Before voting, the council attached three conditions to the plan:

• the site must include 12,000 to 15,000 square feet of green space and/or play areas,

• two parking spaces per unit must be made available (the Planning Commission had called for 1.75) and,

• the number of units in the old hospital is capped at 65. The Planning Commission was given a proposal for 102 units. The commission had recommended that Global Mercantile look at reducing the number of units to 92.

Even with 10 fewer units, the council members all agreed that 92 apartments was too high a density for the neighborhood, which is zoned residential-2, the second-lowest density level in the city.

PREVIOUSLY:  Prescription tweaked for St. John's Hospital site

Before the council discussed the proposed plan, Red Wing residents had the opportunity to voice their opinions.

The overwhelming majority of people who spoke were from the neighborhood and opposed the project. Though a variety of concerns were raised, the most commonly repeated were increased traffic, narrow streets that already make parking difficult, high density levels in a single-family neighborhood, and whether or not this type of housing at the proposed price is needed in Red Wing.

According to information given to the city by the Community Asset Development Group, which is working with Global Mercantile on this proposal, the current estimated rental prices for this project are:

• Studio: $866

• One bedroom: $990

• Two bedroom: $1,114

These numbers are just estimates and could fluctuate based on the number of units installed into the building.

The repeated phrase during the council's deliberation over this proposal was "this is a tough one." Council member Kim Beise noted that he heard the residents and the opposition to putting a large apartment building into the neighborhood, but said he also knows that Red Wing and surrounding cities, such as Hastings, are in need of more housing.

LETTERS: Community responds to Jefferson School, old St. John's Hospital plans

Council members Erin Buss, Evan Brown and Becky Norton all agreed that they wanted to see more housing in Red Wing but 92 units was too high a density for the area. The agreed-upon maximum number of units, 65, is based on the calculation of units allowed per acre in an area zoned multi-family residential (high density). Brown introduced the 65-unit maximum condition.
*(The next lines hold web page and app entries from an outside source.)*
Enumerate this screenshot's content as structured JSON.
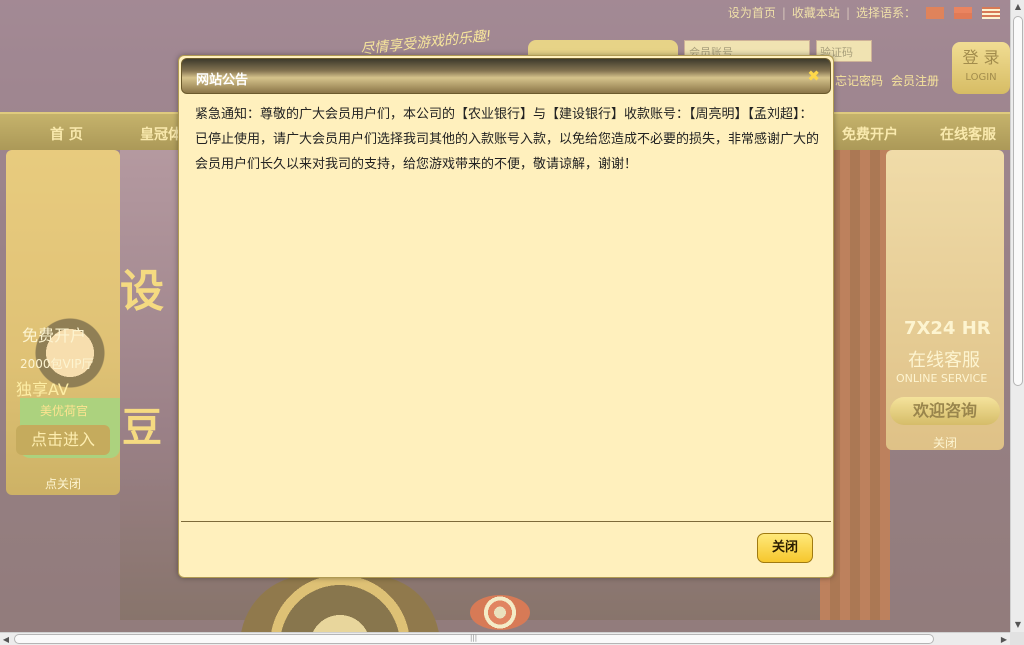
{
  "topbar": {
    "set_home": "设为首页",
    "bookmark": "收藏本站",
    "language": "选择语系："
  },
  "header": {
    "slogan": "尽情享受游戏的乐趣!",
    "account_placeholder": "会员账号",
    "code_placeholder": "验证码",
    "login_label": "登 录",
    "login_sub": "LOGIN",
    "forgot": "忘记密码",
    "register": "会员注册"
  },
  "nav": {
    "home": "首 页",
    "crown": "皇冠体",
    "free_signup": "免费开户",
    "online_service": "在线客服"
  },
  "ads": {
    "left": {
      "title": "免费开户",
      "vip": "2000包VIP厅",
      "av": "独享AV",
      "beauty": "美优荷官",
      "enter": "点击进入",
      "close": "点关闭"
    },
    "right": {
      "hours": "7X24 HR",
      "service": "在线客服",
      "service_en": "ONLINE SERVICE",
      "consult": "欢迎咨询",
      "close": "关闭"
    }
  },
  "modal": {
    "title": "网站公告",
    "close_icon": "✖",
    "message": "紧急通知：尊敬的广大会员用户们，本公司的【农业银行】与【建设银行】收款账号：【周亮明】【孟刘超】：已停止使用，请广大会员用户们选择我司其他的入款账号入款，以免给您造成不必要的损失，非常感谢广大的会员用户们长久以来对我司的支持，给您游戏带来的不便，敬请谅解，谢谢！",
    "close_button": "关闭"
  },
  "colors": {
    "modal_bg": "#fff0bd",
    "button_bg": "#f6c72d",
    "page_bg": "#4a2f7c"
  }
}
He emphasized that 92 units is too intense for this project.

After the council voted to move this project forward, many of those in attendance voiced their displeasure, one individual saying that he will be selling his property that is near the old hospital building.

Susan Langer, a property owner near the former St. John's Hospital, told the Republican Eagle after the meeting: "I'm highly disappointed that they moved forward with it. I think that they had enough reasons why they should not move forward with it. Putting a high-density development within a historic neighborhood, single-family neighborhood, is unconscionable."

Stephanie Elsen, who spoke at both the Planning Commission and City Council, told the Eagle:

"I'm really glad that the neighborhood opposition and all our hard work is making a difference and our work is far from over. It's just begun."

The shuttered hospital, owned by Mayo Clinic Health System and most recently called the Professional and Community Center, is located at 1407 W. Fourth St. in Ward 2. Council members Dean Hove, Wards 1-2, and John Becker, Ward 2, cast the two "no" votes Monday night.

Editor's note: This story was updated July 24, 2019, to clarify the positions of City Council members.